GIVEN ENTRIES:
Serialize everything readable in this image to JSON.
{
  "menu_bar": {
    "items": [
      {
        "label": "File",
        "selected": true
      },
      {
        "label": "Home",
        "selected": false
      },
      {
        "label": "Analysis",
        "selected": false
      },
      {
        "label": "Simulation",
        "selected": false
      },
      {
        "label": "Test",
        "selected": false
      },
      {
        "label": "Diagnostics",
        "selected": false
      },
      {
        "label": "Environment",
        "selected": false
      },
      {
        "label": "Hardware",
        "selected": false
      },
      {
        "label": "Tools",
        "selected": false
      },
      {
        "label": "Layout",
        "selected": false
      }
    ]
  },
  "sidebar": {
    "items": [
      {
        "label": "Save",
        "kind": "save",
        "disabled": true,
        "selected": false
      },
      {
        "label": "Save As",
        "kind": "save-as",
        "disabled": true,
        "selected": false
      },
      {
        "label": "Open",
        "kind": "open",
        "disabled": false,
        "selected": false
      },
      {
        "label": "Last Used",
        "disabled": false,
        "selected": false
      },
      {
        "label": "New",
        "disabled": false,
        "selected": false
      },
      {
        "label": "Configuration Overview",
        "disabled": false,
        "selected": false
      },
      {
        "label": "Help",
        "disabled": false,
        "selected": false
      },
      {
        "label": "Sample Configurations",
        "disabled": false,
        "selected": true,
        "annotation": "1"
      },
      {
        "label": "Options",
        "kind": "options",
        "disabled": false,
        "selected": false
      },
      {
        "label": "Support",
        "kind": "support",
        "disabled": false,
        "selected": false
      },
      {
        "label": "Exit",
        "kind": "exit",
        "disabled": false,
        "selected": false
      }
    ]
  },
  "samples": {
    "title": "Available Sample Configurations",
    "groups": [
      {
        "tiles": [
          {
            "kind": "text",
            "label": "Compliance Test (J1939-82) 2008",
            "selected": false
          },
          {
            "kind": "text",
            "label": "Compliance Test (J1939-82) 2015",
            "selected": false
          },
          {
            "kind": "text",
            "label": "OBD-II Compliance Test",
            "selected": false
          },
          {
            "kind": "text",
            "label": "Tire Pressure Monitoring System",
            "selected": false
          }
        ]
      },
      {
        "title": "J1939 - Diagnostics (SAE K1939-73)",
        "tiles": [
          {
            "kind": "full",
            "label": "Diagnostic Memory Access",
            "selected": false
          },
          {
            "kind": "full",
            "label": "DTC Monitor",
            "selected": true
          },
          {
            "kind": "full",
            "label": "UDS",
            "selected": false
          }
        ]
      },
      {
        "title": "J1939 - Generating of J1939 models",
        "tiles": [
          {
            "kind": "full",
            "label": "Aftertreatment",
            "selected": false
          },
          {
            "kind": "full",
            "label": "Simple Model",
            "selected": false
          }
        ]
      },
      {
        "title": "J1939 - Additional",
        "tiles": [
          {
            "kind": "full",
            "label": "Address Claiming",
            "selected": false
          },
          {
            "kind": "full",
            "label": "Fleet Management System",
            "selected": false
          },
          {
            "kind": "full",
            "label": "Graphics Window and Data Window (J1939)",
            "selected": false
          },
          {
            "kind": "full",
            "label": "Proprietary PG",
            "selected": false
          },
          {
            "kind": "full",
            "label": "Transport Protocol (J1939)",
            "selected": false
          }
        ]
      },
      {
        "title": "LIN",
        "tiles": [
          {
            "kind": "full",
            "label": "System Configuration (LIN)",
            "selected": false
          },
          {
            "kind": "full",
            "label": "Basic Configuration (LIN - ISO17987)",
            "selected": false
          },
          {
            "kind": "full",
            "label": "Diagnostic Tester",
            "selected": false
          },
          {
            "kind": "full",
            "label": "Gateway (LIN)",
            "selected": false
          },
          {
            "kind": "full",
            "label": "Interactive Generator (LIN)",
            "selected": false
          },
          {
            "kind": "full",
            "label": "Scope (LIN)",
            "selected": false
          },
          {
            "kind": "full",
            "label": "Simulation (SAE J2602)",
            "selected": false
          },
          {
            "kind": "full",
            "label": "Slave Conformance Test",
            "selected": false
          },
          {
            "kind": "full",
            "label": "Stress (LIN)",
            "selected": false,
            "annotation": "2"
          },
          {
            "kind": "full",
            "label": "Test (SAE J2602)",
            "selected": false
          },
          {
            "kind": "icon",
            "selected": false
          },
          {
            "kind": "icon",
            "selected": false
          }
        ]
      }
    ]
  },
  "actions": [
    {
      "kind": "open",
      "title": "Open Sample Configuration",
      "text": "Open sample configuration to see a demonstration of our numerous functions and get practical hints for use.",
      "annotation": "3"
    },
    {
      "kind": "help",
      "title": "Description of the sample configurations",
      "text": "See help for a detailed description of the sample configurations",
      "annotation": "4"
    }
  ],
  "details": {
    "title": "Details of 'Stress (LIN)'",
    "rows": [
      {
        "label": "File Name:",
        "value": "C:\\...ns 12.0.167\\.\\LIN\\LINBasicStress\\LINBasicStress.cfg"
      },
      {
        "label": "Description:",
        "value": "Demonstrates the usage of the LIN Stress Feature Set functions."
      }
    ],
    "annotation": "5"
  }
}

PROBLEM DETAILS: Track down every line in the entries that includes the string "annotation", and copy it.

TASK SOLUTION:
        "annotation": "1"
            "annotation": "2"
      "annotation": "3"
      "annotation": "4"
    "annotation": "5"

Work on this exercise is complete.